The third candidate appears to be asking for no more than what Elisha requested of Elijah before following him: an opportunity to say farewell to his family. Elijah granted Elisha’s request, but Jesus will give no quarter to his newly called disciple. There is at least one important distinction. Elisha’s intent to follow through was made clear by his actions. Recall that he slaughtered his plow oxen and used the wood from their yolks to roast them in a farewell feast. In so doing, he destroyed his means of livelihood and so had nothing to which he could look back. This action on Elisha’s part did not delay his prophetic career. To the contrary, it was a powerful testimony to his new identity as God’s prophet and the successor to Elijah. One might say that Elisha’s farewell gesture was his first prophetic sign. That does not appear to be the case for the man Jesus called.

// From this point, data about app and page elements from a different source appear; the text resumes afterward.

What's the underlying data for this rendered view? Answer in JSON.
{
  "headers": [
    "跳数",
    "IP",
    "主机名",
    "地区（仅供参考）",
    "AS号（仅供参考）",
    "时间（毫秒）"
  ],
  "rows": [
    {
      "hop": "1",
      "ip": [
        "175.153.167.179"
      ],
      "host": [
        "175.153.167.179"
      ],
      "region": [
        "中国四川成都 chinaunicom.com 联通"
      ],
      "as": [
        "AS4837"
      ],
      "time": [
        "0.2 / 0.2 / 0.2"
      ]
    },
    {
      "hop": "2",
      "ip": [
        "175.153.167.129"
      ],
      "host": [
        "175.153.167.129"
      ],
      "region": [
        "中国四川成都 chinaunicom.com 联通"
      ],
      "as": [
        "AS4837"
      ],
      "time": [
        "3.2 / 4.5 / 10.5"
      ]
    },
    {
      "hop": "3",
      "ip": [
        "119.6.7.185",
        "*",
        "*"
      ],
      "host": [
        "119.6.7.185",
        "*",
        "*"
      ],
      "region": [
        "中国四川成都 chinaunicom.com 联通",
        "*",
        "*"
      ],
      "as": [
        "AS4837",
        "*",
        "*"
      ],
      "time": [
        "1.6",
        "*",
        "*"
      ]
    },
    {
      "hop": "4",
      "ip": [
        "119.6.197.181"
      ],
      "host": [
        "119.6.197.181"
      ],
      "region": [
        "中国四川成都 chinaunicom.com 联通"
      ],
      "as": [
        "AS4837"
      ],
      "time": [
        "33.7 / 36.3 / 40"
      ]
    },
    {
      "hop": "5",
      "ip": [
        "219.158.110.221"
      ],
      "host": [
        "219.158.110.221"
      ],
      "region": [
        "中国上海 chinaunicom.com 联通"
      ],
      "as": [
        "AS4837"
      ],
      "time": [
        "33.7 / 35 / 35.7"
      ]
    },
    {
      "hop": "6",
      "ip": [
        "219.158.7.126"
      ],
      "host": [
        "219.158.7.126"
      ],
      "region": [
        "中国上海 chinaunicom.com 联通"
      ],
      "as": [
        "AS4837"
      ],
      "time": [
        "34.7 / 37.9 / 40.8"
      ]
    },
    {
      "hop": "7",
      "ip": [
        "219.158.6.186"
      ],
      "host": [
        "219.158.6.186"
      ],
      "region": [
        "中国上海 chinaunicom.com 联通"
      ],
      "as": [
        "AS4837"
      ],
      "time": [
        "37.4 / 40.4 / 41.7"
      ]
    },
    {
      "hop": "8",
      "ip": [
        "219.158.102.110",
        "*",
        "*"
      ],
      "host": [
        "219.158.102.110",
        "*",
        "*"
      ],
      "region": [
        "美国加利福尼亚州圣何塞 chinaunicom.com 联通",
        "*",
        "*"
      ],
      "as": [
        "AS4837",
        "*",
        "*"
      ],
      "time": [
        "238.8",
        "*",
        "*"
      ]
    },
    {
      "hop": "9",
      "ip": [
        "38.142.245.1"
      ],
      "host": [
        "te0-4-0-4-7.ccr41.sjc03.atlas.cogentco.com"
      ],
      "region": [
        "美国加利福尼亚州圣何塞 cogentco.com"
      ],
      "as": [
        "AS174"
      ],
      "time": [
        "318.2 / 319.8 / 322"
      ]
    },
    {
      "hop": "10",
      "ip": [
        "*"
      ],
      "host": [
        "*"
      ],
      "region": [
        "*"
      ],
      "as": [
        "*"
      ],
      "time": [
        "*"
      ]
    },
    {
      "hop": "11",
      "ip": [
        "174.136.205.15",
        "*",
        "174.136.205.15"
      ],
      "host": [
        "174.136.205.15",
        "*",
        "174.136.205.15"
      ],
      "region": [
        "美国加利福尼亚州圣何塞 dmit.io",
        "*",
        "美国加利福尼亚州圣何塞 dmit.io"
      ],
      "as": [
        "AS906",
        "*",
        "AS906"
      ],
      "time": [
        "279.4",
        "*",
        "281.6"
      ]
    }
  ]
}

I suspect that with the last two “would be” disciples the problem boils down to just one word: “first.” “Lord, let me first go and bury my father.” “first let me say farewell to those at my home.” Jesus’ call must always come first. That call may or may not preclude the fulfillment of other obligations, but it cannot ever be deemed secondary to them.